» **Exercise goal**:
Provide only the number of lines below that hold "JSON".
--- Records for processing ---
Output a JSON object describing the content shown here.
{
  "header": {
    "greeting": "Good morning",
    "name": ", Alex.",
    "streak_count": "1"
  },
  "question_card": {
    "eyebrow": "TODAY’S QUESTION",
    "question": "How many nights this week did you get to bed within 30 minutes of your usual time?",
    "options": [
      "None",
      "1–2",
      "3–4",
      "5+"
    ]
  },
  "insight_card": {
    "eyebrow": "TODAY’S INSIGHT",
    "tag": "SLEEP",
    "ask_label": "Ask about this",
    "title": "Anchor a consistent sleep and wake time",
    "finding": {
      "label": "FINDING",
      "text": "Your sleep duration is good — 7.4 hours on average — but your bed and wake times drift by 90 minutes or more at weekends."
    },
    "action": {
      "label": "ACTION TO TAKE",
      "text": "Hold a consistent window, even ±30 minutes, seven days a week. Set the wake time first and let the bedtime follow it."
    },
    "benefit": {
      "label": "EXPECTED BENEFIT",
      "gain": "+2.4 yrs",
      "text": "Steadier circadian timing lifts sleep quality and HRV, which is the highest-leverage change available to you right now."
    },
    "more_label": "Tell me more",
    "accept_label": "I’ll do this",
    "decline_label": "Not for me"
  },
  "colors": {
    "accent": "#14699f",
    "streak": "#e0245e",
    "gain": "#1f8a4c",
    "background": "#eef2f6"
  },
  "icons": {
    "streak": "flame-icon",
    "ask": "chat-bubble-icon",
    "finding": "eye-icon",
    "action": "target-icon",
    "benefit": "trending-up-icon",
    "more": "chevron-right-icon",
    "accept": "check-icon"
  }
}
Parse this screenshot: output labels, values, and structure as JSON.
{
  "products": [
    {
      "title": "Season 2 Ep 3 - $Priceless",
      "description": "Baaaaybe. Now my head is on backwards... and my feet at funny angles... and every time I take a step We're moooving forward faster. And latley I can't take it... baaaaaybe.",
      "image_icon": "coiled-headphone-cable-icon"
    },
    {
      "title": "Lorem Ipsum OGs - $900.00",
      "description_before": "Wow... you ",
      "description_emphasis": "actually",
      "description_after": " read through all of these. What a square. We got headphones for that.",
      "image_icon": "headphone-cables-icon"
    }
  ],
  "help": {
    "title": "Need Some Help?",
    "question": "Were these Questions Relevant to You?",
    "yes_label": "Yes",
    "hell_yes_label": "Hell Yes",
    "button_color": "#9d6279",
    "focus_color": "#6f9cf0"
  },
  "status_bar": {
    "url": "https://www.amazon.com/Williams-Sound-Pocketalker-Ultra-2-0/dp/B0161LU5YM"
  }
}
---
» **Worked solution**:
2